TASK OBJECTIVE:
Wherever the word "сент" occurs in the listing, copy the whole line.

LISTED RECORDS:
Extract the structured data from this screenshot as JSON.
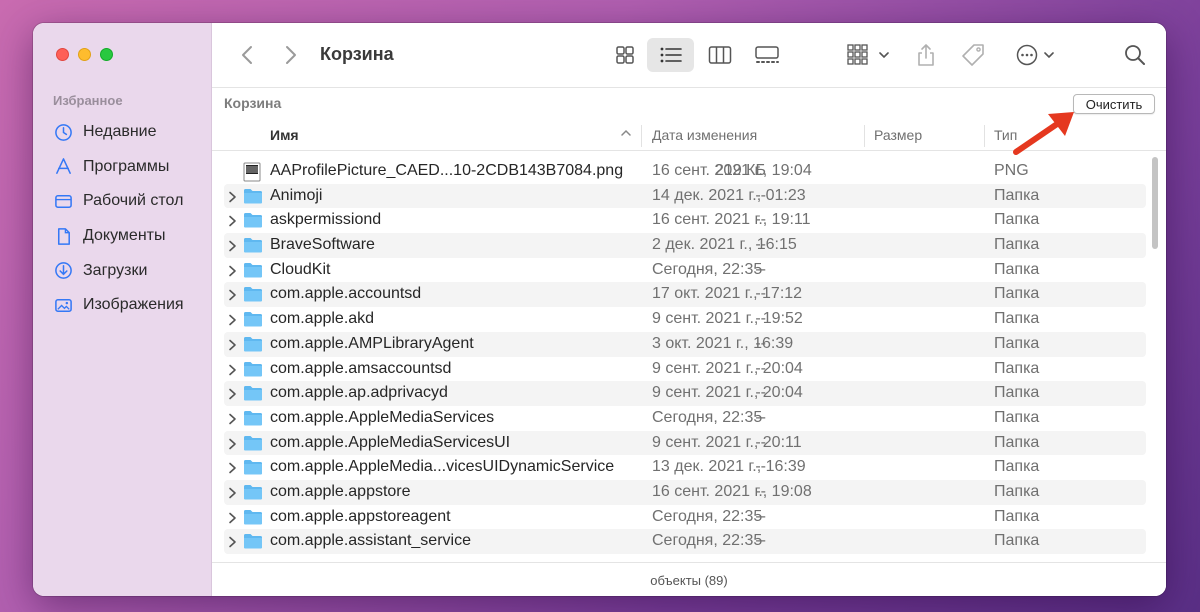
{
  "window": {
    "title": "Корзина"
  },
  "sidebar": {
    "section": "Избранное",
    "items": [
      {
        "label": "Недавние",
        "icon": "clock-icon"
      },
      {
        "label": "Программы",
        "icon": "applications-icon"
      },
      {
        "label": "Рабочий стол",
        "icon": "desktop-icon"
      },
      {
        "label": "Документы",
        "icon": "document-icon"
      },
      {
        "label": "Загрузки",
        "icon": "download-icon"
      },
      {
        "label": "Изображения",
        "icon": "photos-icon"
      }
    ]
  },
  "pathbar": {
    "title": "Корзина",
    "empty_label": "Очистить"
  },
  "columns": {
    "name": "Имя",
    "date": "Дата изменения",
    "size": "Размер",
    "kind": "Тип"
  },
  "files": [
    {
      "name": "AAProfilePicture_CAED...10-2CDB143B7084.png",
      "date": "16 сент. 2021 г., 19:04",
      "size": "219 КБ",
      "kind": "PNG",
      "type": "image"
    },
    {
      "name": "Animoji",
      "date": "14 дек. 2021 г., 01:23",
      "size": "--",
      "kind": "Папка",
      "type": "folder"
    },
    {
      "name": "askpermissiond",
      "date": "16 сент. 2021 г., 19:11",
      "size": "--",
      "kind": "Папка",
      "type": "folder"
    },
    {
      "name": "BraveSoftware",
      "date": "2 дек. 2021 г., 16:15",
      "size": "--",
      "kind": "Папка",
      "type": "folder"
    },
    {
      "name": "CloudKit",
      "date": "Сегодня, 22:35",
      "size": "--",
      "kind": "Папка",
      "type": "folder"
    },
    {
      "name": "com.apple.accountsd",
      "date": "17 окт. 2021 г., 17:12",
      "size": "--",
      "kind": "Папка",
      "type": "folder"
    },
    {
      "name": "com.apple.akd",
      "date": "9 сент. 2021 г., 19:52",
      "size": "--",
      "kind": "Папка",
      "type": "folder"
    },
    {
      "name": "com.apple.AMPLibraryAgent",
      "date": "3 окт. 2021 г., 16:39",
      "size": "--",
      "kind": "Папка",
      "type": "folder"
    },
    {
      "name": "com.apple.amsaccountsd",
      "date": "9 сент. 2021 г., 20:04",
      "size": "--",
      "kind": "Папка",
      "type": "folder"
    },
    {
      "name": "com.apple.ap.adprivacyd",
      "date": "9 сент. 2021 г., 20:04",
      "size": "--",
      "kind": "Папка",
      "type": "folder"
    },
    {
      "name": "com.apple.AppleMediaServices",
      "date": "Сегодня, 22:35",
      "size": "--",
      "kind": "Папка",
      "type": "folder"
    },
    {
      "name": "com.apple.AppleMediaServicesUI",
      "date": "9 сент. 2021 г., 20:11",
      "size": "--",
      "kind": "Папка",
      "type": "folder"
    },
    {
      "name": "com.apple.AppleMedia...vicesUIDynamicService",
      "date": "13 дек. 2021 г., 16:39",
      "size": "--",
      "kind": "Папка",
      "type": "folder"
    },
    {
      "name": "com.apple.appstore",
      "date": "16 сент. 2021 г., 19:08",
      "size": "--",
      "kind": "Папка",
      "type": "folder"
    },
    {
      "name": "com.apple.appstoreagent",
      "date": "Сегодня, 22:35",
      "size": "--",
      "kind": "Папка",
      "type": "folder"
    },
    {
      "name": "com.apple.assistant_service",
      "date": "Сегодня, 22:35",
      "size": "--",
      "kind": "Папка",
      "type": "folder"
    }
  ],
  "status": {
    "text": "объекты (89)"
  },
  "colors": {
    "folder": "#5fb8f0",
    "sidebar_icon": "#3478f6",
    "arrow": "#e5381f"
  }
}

SOLUTION TO THE PROBLEM:
      "date": "16 сент. 2021 г., 19:04",
      "date": "16 сент. 2021 г., 19:11",
      "date": "9 сент. 2021 г., 19:52",
      "date": "9 сент. 2021 г., 20:04",
      "date": "9 сент. 2021 г., 20:04",
      "date": "9 сент. 2021 г., 20:11",
      "date": "16 сент. 2021 г., 19:08",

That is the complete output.